*Task requirements*: Copy out each entry below verbatim, skipping the images.

*Dataset rows describing interfaces*:

/---

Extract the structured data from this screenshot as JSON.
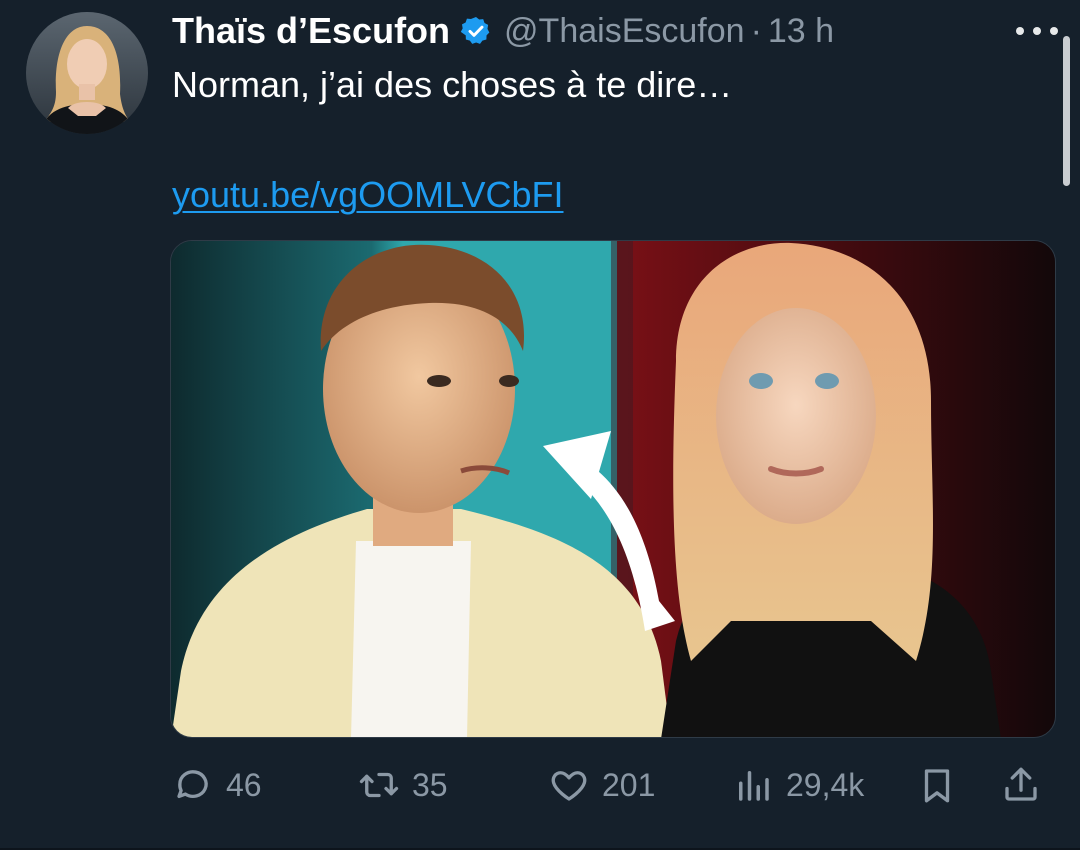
{
  "tweet": {
    "author": {
      "display_name": "Thaïs d’Escufon",
      "handle": "@ThaisEscufon",
      "separator": "·",
      "time": "13 h",
      "verified": true
    },
    "text": "Norman, j’ai des choses à te dire…",
    "link_text": "youtu.be/vgOOMLVCbFI",
    "media": {
      "type": "video-thumbnail"
    },
    "actions": {
      "replies": "46",
      "retweets": "35",
      "likes": "201",
      "views": "29,4k"
    }
  },
  "icons": {
    "verified": "verified-badge-icon",
    "more": "more-dots-icon",
    "reply": "reply-bubble-icon",
    "retweet": "retweet-icon",
    "like": "heart-icon",
    "views": "bar-chart-icon",
    "bookmark": "bookmark-icon",
    "share": "share-upload-icon"
  },
  "colors": {
    "background": "#15202b",
    "text_primary": "#ffffff",
    "text_secondary": "#8b98a5",
    "link": "#1d9bf0",
    "verified_badge": "#1d9bf0"
  }
}
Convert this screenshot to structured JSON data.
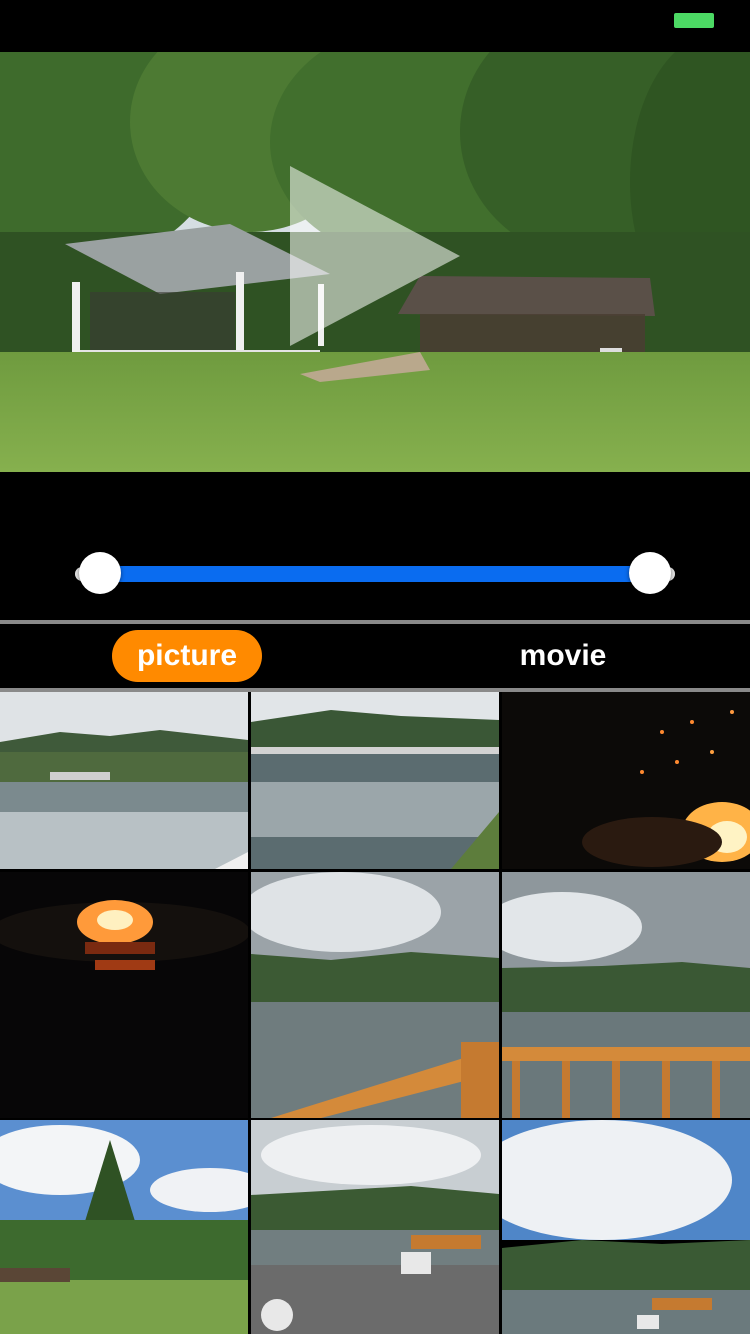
{
  "status_bar": {
    "battery_color": "#4cd964"
  },
  "video": {
    "play_icon": "play-icon"
  },
  "trimmer": {
    "start_fraction": 0.0,
    "end_fraction": 1.0,
    "track_color": "#0a6cf0"
  },
  "tabs": [
    {
      "label": "picture",
      "selected": true,
      "color": "#ff8a00"
    },
    {
      "label": "movie",
      "selected": false
    }
  ],
  "grid": {
    "columns": 3,
    "thumbnails": [
      "lake-reflection",
      "lake-reflection",
      "campfire-sparks",
      "campfire-night",
      "lake-deck-cloudy",
      "lake-deck-cloudy",
      "forest-meadow",
      "lake-parking",
      "lake-dock"
    ]
  }
}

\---

*Solution to this exercise*:
Extract the structured data from this screenshot as JSON.
{
  "tweet": {
    "author": {
      "display_name": "Thaïs d’Escufon",
      "handle": "@ThaisEscufon",
      "separator": "·",
      "time": "13 h",
      "verified": true
    },
    "text": "Norman, j’ai des choses à te dire…",
    "link_text": "youtu.be/vgOOMLVCbFI",
    "media": {
      "type": "video-thumbnail"
    },
    "actions": {
      "replies": "46",
      "retweets": "35",
      "likes": "201",
      "views": "29,4k"
    }
  },
  "icons": {
    "verified": "verified-badge-icon",
    "more": "more-dots-icon",
    "reply": "reply-bubble-icon",
    "retweet": "retweet-icon",
    "like": "heart-icon",
    "views": "bar-chart-icon",
    "bookmark": "bookmark-icon",
    "share": "share-upload-icon"
  },
  "colors": {
    "background": "#15202b",
    "text_primary": "#ffffff",
    "text_secondary": "#8b98a5",
    "link": "#1d9bf0",
    "verified_badge": "#1d9bf0"
  }
}
Convert this screenshot to structured JSON data.
{
  "status_bar": {
    "battery_color": "#4cd964"
  },
  "video": {
    "play_icon": "play-icon"
  },
  "trimmer": {
    "start_fraction": 0.0,
    "end_fraction": 1.0,
    "track_color": "#0a6cf0"
  },
  "tabs": [
    {
      "label": "picture",
      "selected": true,
      "color": "#ff8a00"
    },
    {
      "label": "movie",
      "selected": false
    }
  ],
  "grid": {
    "columns": 3,
    "thumbnails": [
      "lake-reflection",
      "lake-reflection",
      "campfire-sparks",
      "campfire-night",
      "lake-deck-cloudy",
      "lake-deck-cloudy",
      "forest-meadow",
      "lake-parking",
      "lake-dock"
    ]
  }
}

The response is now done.